Would you copy each line of the records that includes the word "JSON"?

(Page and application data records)
_ _ _ _

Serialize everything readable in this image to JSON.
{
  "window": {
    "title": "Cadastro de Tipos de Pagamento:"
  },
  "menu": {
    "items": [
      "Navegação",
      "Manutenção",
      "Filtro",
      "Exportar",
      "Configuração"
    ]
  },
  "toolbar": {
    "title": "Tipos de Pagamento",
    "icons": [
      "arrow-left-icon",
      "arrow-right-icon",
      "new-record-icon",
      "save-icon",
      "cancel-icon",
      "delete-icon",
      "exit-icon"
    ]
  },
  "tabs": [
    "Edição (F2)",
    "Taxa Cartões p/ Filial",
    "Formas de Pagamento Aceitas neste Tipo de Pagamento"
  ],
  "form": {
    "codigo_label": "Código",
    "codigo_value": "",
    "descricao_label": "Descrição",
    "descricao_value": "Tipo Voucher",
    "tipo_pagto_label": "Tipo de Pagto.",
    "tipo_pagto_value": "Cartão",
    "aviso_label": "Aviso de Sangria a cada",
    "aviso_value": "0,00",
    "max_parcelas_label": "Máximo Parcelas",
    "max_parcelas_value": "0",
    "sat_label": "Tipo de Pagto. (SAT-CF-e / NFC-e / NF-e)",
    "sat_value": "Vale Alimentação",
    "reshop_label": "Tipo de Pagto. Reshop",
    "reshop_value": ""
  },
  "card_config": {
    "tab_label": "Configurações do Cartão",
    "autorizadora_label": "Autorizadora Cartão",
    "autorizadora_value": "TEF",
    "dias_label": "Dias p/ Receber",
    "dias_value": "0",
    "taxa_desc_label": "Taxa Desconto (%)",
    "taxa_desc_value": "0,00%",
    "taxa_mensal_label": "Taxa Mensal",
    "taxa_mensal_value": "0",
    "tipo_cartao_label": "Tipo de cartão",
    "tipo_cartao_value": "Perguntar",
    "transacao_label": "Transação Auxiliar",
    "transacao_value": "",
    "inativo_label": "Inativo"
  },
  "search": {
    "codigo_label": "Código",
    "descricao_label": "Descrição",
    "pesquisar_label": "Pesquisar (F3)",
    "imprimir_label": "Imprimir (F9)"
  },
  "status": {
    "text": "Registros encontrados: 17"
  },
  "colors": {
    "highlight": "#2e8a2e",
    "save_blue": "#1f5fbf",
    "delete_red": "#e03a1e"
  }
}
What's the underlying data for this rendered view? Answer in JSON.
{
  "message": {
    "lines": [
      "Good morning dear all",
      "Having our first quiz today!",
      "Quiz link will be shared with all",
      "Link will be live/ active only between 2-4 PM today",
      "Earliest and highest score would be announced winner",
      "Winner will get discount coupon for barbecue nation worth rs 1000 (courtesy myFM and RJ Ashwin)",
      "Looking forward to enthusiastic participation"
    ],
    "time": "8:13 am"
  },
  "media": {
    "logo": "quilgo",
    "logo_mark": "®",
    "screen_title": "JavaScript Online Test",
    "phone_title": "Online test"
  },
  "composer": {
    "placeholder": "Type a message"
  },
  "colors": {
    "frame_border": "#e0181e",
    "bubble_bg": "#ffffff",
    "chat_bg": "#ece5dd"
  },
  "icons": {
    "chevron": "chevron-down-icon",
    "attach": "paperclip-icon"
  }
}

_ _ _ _

**Solution to the exercise**
Serialize everything readable in this image to JSON.
What's the underlying data for this rendered view? Answer in JSON.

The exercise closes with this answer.